Skip to content

Thoughts of the day…

September 16, 2011

I want to define a kind of motion– a kind of motion in which an object starts from rest and always covers 3x as much distance during the 2nd half than the first half. Let’s say you cover 16 meters in some phase of a trip. By my rule, you would have had to have covered 12 m during the first leg and 4m during the second leg.

16 (total distance) = 12 (distance in 1st half) + 4 (distance in 2nd half).

I’m interested now in breaking down the 4 meters into two equal time parts. By my rule, you would have traveled 3 meters (in the 1st quarter) and 1 meter (in the second quarter)

16 = 12 (in the second half) + 3 (in the second quarter) + 1(in the first quarter)

The question now is, “How do I break apart either the 12 into quarter times slices?”

Let’s consider some candidates:

12 = 6 + 6 ? It turns out that this can’t work because this says that the ball would travel same distance in the last quarter than it did in the previous one, and we know that it’s traveling faster later than earlier.

12 = 7 + 5?

12 = 8 + 4?

12 = 9 +3? It turns out that this can’t work because 3 is the distance it traveled in the second quarter, and we know it had to have covered more distance.

So, ignoring non-integer possibilities, we have two options. It covers 5 meters and then 7 meters, or it covers 4 meters and then 8 meters. Two examine this further let’s look at the whole patterns we’d be proposing:

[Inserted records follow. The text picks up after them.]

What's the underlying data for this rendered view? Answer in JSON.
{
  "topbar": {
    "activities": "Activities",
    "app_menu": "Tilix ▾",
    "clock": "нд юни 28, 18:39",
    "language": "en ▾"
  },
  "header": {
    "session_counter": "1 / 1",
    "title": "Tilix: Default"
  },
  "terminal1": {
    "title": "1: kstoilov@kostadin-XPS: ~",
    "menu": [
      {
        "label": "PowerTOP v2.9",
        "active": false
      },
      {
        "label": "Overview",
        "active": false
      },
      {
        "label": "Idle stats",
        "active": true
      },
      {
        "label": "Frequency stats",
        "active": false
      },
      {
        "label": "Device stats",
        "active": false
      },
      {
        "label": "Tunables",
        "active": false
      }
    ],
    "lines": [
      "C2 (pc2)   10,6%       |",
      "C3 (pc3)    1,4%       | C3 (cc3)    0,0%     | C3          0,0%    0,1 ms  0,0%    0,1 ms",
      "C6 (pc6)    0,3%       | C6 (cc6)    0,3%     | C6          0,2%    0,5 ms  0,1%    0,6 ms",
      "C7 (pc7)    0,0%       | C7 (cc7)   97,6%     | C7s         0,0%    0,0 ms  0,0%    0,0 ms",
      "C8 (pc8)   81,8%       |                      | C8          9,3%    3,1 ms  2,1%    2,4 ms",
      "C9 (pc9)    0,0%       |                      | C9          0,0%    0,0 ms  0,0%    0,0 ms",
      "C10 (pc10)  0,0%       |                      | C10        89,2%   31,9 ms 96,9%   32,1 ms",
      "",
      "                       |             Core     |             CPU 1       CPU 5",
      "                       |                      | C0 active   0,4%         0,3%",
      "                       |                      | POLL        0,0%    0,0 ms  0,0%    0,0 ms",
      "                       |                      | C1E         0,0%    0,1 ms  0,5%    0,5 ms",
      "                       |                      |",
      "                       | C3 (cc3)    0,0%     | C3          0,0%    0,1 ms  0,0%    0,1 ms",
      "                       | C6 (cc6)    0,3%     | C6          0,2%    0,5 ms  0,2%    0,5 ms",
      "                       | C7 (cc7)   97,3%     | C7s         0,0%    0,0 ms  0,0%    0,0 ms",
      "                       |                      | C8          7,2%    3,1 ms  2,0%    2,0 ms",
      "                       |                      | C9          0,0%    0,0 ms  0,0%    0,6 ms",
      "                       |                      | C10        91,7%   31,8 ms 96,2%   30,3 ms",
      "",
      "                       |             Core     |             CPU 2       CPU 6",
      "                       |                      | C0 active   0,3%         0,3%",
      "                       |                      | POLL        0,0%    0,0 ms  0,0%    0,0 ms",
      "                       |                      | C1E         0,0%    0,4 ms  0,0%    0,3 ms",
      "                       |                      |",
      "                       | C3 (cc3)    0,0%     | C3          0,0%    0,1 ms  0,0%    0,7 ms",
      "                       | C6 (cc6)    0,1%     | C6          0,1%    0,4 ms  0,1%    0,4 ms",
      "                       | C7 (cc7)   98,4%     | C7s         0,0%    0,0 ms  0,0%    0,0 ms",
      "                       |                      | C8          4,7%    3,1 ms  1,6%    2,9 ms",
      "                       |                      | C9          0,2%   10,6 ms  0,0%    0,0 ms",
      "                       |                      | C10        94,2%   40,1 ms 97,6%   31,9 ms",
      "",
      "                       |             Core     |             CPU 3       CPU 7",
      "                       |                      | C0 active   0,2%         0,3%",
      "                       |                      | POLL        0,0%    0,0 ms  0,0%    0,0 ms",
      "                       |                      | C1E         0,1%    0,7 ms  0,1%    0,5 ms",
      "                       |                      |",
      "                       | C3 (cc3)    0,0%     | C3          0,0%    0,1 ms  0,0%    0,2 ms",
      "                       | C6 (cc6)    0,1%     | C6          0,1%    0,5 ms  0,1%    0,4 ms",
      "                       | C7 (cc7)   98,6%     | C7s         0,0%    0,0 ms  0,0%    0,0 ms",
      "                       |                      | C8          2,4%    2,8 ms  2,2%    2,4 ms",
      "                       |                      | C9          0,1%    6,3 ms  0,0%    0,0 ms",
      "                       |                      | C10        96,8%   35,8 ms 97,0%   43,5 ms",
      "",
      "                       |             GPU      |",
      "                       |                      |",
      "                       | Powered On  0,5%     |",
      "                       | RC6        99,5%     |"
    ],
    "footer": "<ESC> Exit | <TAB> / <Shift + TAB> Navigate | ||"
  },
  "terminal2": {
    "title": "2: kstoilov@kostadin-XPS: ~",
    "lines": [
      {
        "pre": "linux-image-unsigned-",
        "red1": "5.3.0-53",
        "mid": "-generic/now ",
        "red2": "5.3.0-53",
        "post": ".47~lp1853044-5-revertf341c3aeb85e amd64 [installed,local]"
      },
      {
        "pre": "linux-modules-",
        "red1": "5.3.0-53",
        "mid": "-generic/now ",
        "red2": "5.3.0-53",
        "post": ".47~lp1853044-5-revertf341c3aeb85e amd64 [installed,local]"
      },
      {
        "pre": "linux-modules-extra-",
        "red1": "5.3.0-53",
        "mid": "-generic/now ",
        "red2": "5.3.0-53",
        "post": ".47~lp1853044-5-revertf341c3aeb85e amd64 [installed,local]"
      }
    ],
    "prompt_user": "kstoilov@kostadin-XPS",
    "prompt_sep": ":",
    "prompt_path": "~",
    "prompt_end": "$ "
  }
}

Pattern 1: 1, 3, 5, 7

Pattern 2: 1, 3, 4, 8

It looks like pattern 1 looks like it is increasing by same amount each time 2 more meters for every segment; Pattern 2 is harder to discern if there is a pattern, it changes  by 2, then 1, and then 4.

If we were to guess what pattern 1 would go on as, we’d might say 1, 3, 5, 7, 9, 11,…

Remember, my rule is that if you go 3x as far during the last half of a trip, then first half. Well, let’s see if my rule still holds:

1+3+5 = 9 is the first half distance and 7+9+11 = 27 is the second half distance.

Thus, I’m feeling more confident that the pattern 1, 3, 5, 7, 9, 11, 13, 15, 17 describes the motion of an object that always covers 3x more distance in the second half of a trip than the first half.

All, I’ve just described is, of course, just constant acceleration motion.

Advertisements
2 Comments leave one →
  1. September 17, 2011 5:21 am

    If you start from rest, the velocity would be different in the first second than in the subsequent seconds where it is constant… I’m not sure if that has any effect on the scenario you are trying to create, but I just noticed that it’s not completely constant acceleration. Is there a reason why you wanted to develop a scenario like this?

    • September 17, 2011 12:45 pm

      One reason I suspect you might think my situation is constant velocity after the 2nd step is you interpreted my sequence of numbers as a list of the successive positions at successive times. But they are not intended to be; they are a list of successive distances covered within successive time intervals. The difference between position/distance is relevant here and the difference between time and time interval as well. I was probably not clear enough in my post.

      In other words, i’m saying in between 0-1 seconds it went 1 meter, then between 1-2 seconds it went an additional 3 meters, in 2-3 seconds it went an additional 5 meters, between 3-4 seconds it went an additional 7 meters, between 4-5 seconds it went an additional 9 meters, in 5-6 seconds it went an additional 11 meters.

      Thus, I simply wrote the list: 1, 3, 5, 7, 9, 11

      If I were to list the sequence of positions (not distances), then they would be

      0, 1, 4, 9, 16, 25, 36,… which you may recognize more clearly as the sequence of squared numbers, which you may recognize more clearly as accelerated motion from rest.

      Why do this? Simply because the rule “3x distance in any 2nd leg” leads us to a sequence of odd numbers, which then leads us to series of squared numbers, which we see is just accelerated motion from rest with a =2 m/s/s. To me, understanding what I’ve done and why it works is essential to understanding why accelerated motion is quadratic.

Leave a Reply

Fill in your details below or click an icon to log in:

WordPress.com Logo

You are commenting using your WordPress.com account. Log Out / Change )

Twitter picture

You are commenting using your Twitter account. Log Out / Change )

Facebook photo

You are commenting using your Facebook account. Log Out / Change )

Google+ photo

You are commenting using your Google+ account. Log Out / Change )

Connecting to %s

%d bloggers like this: